** Opening Exercise input block **

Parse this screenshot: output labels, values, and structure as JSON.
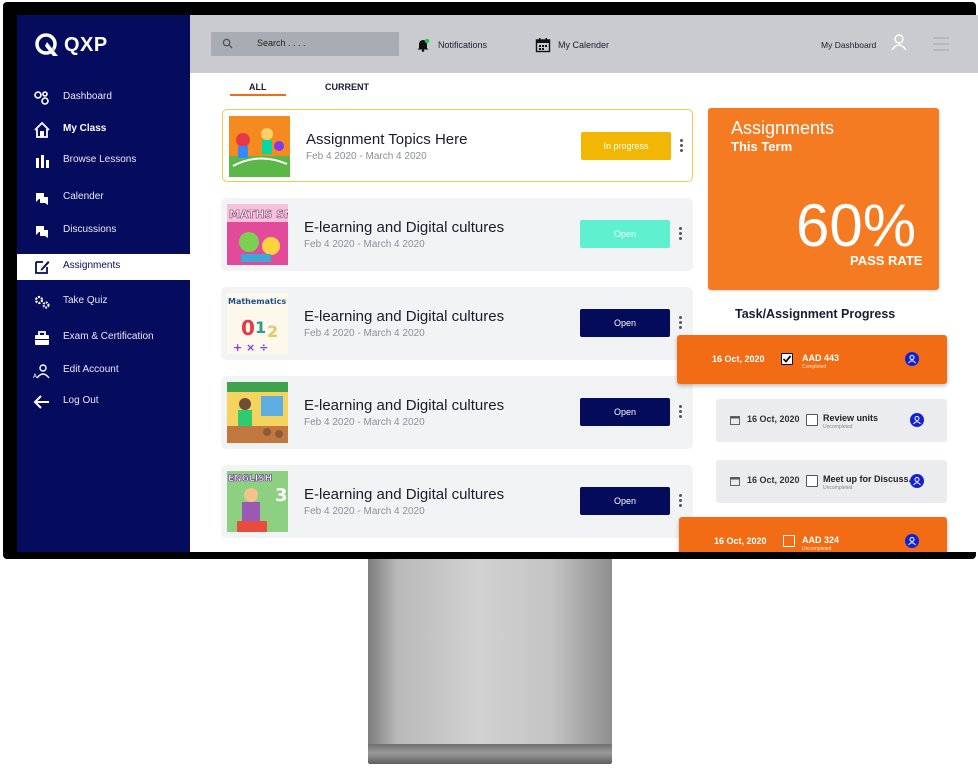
{
  "app": {
    "logo_text": "QXP"
  },
  "sidebar": {
    "items": [
      {
        "label": "Dashboard"
      },
      {
        "label": "My Class"
      },
      {
        "label": "Browse Lessons"
      },
      {
        "label": "Calender"
      },
      {
        "label": "Discussions"
      },
      {
        "label": "Assignments"
      },
      {
        "label": "Take Quiz"
      },
      {
        "label": "Exam & Certification"
      },
      {
        "label": "Edit Account"
      },
      {
        "label": "Log Out"
      }
    ]
  },
  "header": {
    "search_placeholder": "Search . . . .",
    "notifications_label": "Notifications",
    "calendar_label": "My Calender",
    "dashboard_label": "My Dashboard"
  },
  "tabs": [
    {
      "label": "ALL"
    },
    {
      "label": "CURRENT"
    }
  ],
  "assignments": [
    {
      "title": "Assignment Topics Here",
      "dates": "Feb 4 2020 - March 4 2020",
      "status": "In progress",
      "status_color": "#f2b705"
    },
    {
      "title": "E-learning and Digital cultures",
      "dates": "Feb 4 2020 - March 4 2020",
      "status": "Open",
      "status_color": "#5ff0cf"
    },
    {
      "title": "E-learning and Digital cultures",
      "dates": "Feb 4 2020 - March 4 2020",
      "status": "Open",
      "status_color": "#040b5a"
    },
    {
      "title": "E-learning and Digital cultures",
      "dates": "Feb 4 2020 - March 4 2020",
      "status": "Open",
      "status_color": "#040b5a"
    },
    {
      "title": "E-learning and Digital cultures",
      "dates": "Feb 4 2020 - March 4 2020",
      "status": "Open",
      "status_color": "#040b5a"
    }
  ],
  "thumb_texts": {
    "maths": "MATHS SMAR",
    "mathematics": "Mathematics",
    "english": "ENGLISH"
  },
  "summary": {
    "title": "Assignments",
    "subtitle": "This Term",
    "pass_rate": "60%",
    "pass_rate_label": "PASS RATE",
    "color": "#f47b22"
  },
  "progress": {
    "heading": "Task/Assignment Progress",
    "tasks": [
      {
        "date": "16 Oct, 2020",
        "name": "AAD 443",
        "status": "Completed",
        "checked": true
      },
      {
        "date": "16 Oct, 2020",
        "name": "Review units",
        "status": "Uncompleted",
        "checked": false
      },
      {
        "date": "16 Oct, 2020",
        "name": "Meet up for Discuss.",
        "status": "Uncompleted",
        "checked": false
      },
      {
        "date": "16 Oct, 2020",
        "name": "AAD 324",
        "status": "Uncompleted",
        "checked": false
      }
    ]
  },
  "colors": {
    "sidebar": "#050c5e",
    "accent": "#f26b15",
    "header": "#c9cbce"
  }
}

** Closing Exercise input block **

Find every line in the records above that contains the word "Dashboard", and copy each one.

        "label": "Dashboard"
    "dashboard_label": "My Dashboard"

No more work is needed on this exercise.